*** EXTRACTED DATA ***

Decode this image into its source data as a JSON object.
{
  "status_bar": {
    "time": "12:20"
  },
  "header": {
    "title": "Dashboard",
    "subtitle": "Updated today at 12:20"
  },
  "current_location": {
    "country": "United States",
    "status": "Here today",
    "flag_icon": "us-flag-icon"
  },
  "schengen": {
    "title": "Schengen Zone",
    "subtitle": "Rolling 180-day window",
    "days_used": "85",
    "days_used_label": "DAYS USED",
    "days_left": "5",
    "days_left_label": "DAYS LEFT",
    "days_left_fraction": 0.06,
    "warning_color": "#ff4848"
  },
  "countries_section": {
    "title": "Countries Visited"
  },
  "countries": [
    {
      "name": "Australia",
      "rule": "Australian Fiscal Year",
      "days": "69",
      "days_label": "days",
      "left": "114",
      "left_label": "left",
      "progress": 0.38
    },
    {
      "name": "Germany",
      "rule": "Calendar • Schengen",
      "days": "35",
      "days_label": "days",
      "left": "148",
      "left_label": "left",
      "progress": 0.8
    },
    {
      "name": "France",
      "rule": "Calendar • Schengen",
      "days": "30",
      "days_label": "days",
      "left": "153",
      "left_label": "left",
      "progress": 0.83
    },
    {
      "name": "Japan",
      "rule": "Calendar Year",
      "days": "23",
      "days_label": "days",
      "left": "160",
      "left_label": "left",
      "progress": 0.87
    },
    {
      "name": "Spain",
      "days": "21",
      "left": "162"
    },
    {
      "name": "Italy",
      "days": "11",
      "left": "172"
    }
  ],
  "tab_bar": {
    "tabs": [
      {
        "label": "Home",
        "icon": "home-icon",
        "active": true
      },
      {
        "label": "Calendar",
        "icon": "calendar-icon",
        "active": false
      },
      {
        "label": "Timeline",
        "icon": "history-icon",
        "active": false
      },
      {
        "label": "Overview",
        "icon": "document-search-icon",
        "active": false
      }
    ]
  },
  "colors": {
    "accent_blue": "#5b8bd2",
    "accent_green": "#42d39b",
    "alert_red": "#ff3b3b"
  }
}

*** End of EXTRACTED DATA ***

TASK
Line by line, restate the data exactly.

ANSWER SECTION
Decode this image into its source data as a JSON object.
{
  "status_bar": {
    "time": "12:20"
  },
  "header": {
    "title": "Dashboard",
    "subtitle": "Updated today at 12:20"
  },
  "current_location": {
    "country": "United States",
    "status": "Here today",
    "flag_icon": "us-flag-icon"
  },
  "schengen": {
    "title": "Schengen Zone",
    "subtitle": "Rolling 180-day window",
    "days_used": "85",
    "days_used_label": "DAYS USED",
    "days_left": "5",
    "days_left_label": "DAYS LEFT",
    "days_left_fraction": 0.06,
    "warning_color": "#ff4848"
  },
  "countries_section": {
    "title": "Countries Visited"
  },
  "countries": [
    {
      "name": "Australia",
      "rule": "Australian Fiscal Year",
      "days": "69",
      "days_label": "days",
      "left": "114",
      "left_label": "left",
      "progress": 0.38
    },
    {
      "name": "Germany",
      "rule": "Calendar • Schengen",
      "days": "35",
      "days_label": "days",
      "left": "148",
      "left_label": "left",
      "progress": 0.8
    },
    {
      "name": "France",
      "rule": "Calendar • Schengen",
      "days": "30",
      "days_label": "days",
      "left": "153",
      "left_label": "left",
      "progress": 0.83
    },
    {
      "name": "Japan",
      "rule": "Calendar Year",
      "days": "23",
      "days_label": "days",
      "left": "160",
      "left_label": "left",
      "progress": 0.87
    },
    {
      "name": "Spain",
      "days": "21",
      "left": "162"
    },
    {
      "name": "Italy",
      "days": "11",
      "left": "172"
    }
  ],
  "tab_bar": {
    "tabs": [
      {
        "label": "Home",
        "icon": "home-icon",
        "active": true
      },
      {
        "label": "Calendar",
        "icon": "calendar-icon",
        "active": false
      },
      {
        "label": "Timeline",
        "icon": "history-icon",
        "active": false
      },
      {
        "label": "Overview",
        "icon": "document-search-icon",
        "active": false
      }
    ]
  },
  "colors": {
    "accent_blue": "#5b8bd2",
    "accent_green": "#42d39b",
    "alert_red": "#ff3b3b"
  }
}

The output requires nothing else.